- _PROBLEM TO SOLVE_: From the entries, copy each line that includes "coords".

Extracted records
----------------

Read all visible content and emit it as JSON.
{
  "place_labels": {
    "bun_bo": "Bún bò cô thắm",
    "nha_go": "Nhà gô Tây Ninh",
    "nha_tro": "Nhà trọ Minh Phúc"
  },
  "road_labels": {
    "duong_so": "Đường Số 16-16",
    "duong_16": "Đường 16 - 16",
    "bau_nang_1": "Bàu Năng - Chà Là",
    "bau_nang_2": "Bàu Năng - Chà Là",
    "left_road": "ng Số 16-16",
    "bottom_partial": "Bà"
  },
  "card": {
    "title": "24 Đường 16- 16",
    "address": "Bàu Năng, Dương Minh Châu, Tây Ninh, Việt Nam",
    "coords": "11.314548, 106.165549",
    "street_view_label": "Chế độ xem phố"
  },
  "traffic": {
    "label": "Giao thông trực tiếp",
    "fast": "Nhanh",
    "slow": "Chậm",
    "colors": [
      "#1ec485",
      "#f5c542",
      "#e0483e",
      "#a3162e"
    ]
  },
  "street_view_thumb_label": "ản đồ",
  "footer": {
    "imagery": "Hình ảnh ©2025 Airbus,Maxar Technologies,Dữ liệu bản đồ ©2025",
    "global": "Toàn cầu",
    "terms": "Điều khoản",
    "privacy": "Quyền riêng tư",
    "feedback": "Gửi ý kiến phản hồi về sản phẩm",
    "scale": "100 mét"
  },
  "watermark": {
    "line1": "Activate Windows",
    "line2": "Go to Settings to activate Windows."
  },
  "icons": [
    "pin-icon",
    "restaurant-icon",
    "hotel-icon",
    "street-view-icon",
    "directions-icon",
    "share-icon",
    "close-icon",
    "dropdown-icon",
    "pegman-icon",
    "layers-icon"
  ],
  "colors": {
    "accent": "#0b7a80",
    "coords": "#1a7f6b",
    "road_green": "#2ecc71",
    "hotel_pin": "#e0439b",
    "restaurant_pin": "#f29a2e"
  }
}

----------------

- _RESPONSE TO THIS TASK_:
    "coords": "11.314548, 106.165549",
    "coords": "#1a7f6b",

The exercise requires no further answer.